The first ever PSoC Challenge contest asked Makers to design Internet of Things projects using the newly released PSoC 4 BLE Pioneer Kit. Ten Maker projects competed for a grand prize of $2,500 of travel expenses to come out to Maker Faire here in the Bay Area.

We spoke to Charles “Chuck” Swiger, the grand prize winner who modified an existing electric bike project

A homemade electric bike made from new, obsolete laptop lithium ion batteries, has a commercial dashboard called the Cycle Analyst, that displays the battery state of charge – amp hours or watt hours used since last charge, essentially how much ‘gas’ is left in the tank – as well as voltage, amps being used at the moment, bike speed and cumulative distance traveled on a charge.

The PSoC board he connected to the commercial dashboard meant that the data it reported could be sent via Bluetooth LE to his phone for display, but logged and stored for later analysis.

An eBike Battery Health and Monitoring application using Cypress PSoC.
An eBike Battery Health and Monitoring application using Cypress PSoC.

Starting with no experience with PSoC at all, he added data logging capabilities using the PSoC 4 BLE for his eBike, going from getting an LED to flash to a fully functional connected product in just a few weeks.

Congratulations again to Charles on his great project, and we hope he enjoyed the faire.


Alasdair Allan is a scientist, author, hacker and tinkerer, who is spending a lot of his time thinking about the Internet of Things.

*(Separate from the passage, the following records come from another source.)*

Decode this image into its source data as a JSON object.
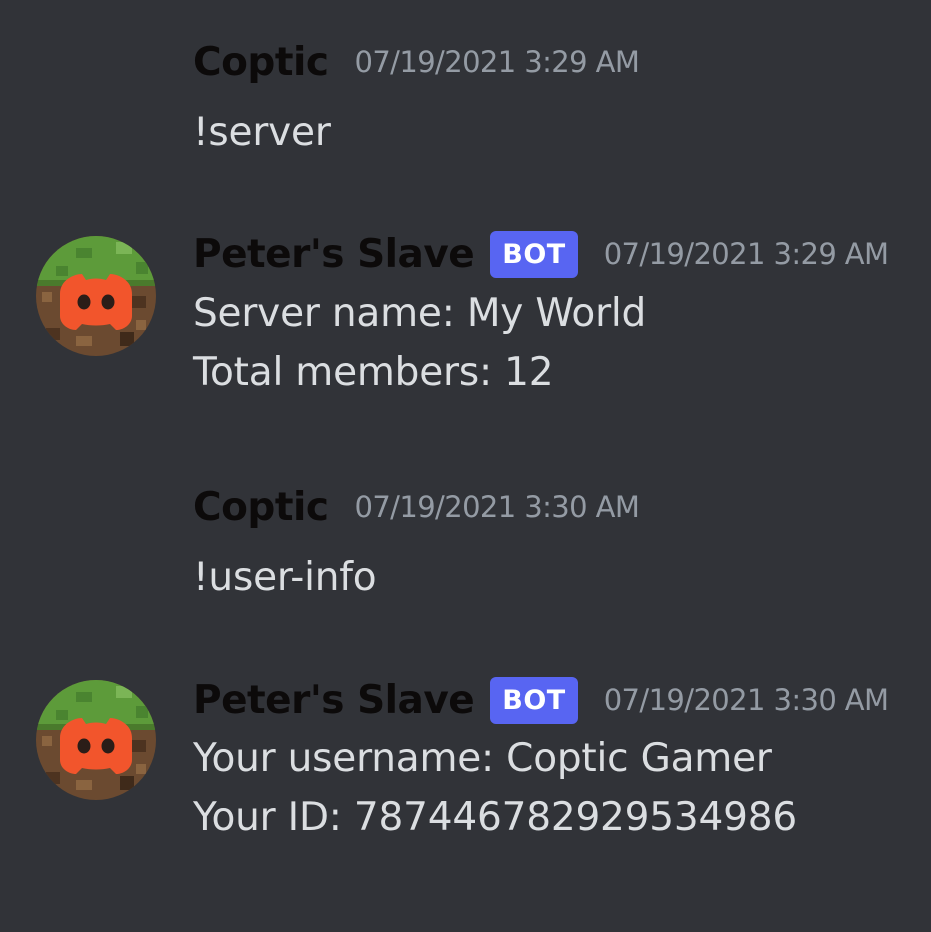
{
  "messages": [
    {
      "author": "Coptic",
      "timestamp": "07/19/2021 3:29 AM",
      "lines": [
        "!server"
      ]
    },
    {
      "author": "Peter's Slave",
      "badge": "BOT",
      "timestamp": "07/19/2021 3:29 AM",
      "avatar_icon": "discord-logo-on-grass-block",
      "lines": [
        "Server name: My World",
        "Total members: 12"
      ]
    },
    {
      "author": "Coptic",
      "timestamp": "07/19/2021 3:30 AM",
      "lines": [
        "!user-info"
      ]
    },
    {
      "author": "Peter's Slave",
      "badge": "BOT",
      "timestamp": "07/19/2021 3:30 AM",
      "avatar_icon": "discord-logo-on-grass-block",
      "lines": [
        "Your username: Coptic Gamer",
        "Your ID: 787446782929534986"
      ]
    }
  ],
  "colors": {
    "background": "#313338",
    "username": "#0c0a0a",
    "bot_badge": "#5865f2",
    "timestamp": "#949ba4",
    "message_text": "#dbdee1",
    "avatar_logo": "#f2552c"
  }
}
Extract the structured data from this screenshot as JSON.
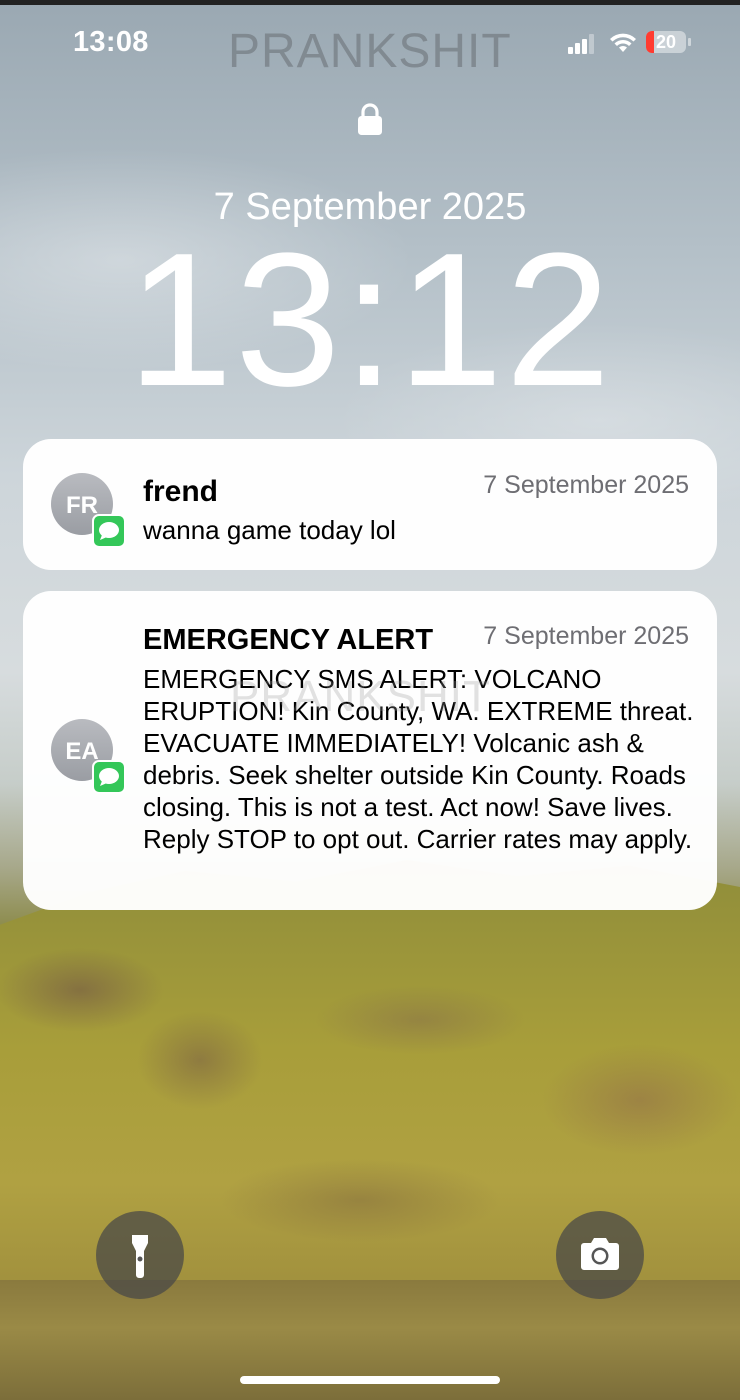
{
  "status_bar": {
    "time": "13:08",
    "watermark": "PRANKSHIT",
    "battery_percent": "20",
    "battery_level": 0.2,
    "signal_bars": 3,
    "colors": {
      "battery_low": "#ff3b30"
    }
  },
  "lock_screen": {
    "date": "7 September 2025",
    "clock": "13:12"
  },
  "notifications": [
    {
      "avatar_initials": "FR",
      "app_icon": "messages-icon",
      "sender": "frend",
      "time": "7 September 2025",
      "body": "wanna game today lol"
    },
    {
      "avatar_initials": "EA",
      "app_icon": "messages-icon",
      "sender": "EMERGENCY ALERT",
      "time": "7 September 2025",
      "body": "EMERGENCY SMS ALERT: VOLCANO ERUPTION! Kin County, WA. EXTREME threat. EVACUATE IMMEDIATELY! Volcanic ash & debris. Seek shelter outside Kin County. Roads closing. This is not a test. Act now! Save lives. Reply STOP to opt out. Carrier rates may apply."
    }
  ],
  "body_watermark": "PRANKSHIT",
  "quick_actions": {
    "left": "flashlight-icon",
    "right": "camera-icon"
  },
  "colors": {
    "messages_green": "#34c759"
  }
}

In the past he has mesh networked the Moscone Center, caused a U.S. Senate hearing, and contributed to the detection of what was—at the time—the most distant object yet discovered.

View more articles by Alasdair Allan